 Speaker: Jebin Mohandas - Intel
 Author: Jebin Mohandas - Intel
9.3Scalable Multi-Domain Multi-Variant Reset Management in Complex Verification IPs
Reset Modeling in verification IPs is a crucial part of functional verification and its complexity increases with the architecture complexity. Reset testing might vary from resetting the complete environment (global reset) to resetting only a set of components (domain-specific reset) in the environment. With the growing complexity of protocols and design features, multiple variations of resets and other power-related features need to be tested and modeled in verification IPs too. A standardized, scalable and protocol-independent approach is needed to handle all the possible complex scenarios to achieve a well synchronized reset across the testbench. This paper will present our technique of standardizing the reset management by deploying a centralized reset_handler component which handles and manages all the possible reset conditions at both levels, global as well domain-specific.
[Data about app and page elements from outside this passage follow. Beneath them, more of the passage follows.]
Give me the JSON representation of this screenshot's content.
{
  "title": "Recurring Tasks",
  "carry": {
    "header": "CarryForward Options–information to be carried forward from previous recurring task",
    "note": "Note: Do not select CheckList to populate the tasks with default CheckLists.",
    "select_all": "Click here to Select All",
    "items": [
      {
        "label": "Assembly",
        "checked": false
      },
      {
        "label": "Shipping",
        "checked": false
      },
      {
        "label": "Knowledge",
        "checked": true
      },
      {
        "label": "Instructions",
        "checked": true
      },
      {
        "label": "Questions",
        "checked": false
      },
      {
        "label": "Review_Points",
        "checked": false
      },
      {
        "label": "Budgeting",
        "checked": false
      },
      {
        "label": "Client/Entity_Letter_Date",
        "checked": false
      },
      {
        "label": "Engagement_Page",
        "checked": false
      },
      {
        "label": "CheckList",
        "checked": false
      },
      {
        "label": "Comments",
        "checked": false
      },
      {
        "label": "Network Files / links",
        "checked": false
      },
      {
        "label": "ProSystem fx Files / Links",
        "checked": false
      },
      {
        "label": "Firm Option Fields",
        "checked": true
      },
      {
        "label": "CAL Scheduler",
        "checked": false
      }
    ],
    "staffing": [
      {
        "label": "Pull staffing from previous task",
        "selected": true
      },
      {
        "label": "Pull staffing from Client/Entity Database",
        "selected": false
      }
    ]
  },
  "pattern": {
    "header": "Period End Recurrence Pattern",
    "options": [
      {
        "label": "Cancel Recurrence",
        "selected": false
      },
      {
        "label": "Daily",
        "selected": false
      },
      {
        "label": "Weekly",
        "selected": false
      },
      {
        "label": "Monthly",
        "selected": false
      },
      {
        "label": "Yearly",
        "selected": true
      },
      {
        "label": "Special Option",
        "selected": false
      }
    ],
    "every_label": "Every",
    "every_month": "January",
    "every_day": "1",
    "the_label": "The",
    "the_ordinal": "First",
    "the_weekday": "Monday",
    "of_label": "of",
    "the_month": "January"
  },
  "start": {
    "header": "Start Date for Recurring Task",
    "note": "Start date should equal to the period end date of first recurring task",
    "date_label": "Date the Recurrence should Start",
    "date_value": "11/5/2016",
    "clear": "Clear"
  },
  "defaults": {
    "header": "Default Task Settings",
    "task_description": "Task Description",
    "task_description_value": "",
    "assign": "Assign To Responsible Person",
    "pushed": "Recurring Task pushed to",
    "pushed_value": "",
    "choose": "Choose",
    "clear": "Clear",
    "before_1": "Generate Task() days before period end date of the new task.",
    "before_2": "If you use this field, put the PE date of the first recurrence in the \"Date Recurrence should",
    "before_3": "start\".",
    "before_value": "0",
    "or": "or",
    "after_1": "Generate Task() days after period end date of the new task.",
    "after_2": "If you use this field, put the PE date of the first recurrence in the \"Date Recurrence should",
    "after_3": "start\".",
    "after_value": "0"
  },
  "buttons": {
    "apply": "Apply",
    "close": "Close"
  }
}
This paper will also present the extensibility of the proposed technique to handling different kinds of reset using the proposed reset_handler.
 Speaker: Kaustubh Kumar - SiliConch Systems
 Authors: Kaustubh Kumar - SiliConch Systems
Munnangi Sirisha - SiliConch Systems
Lokesh Kumar - SiliConch Systems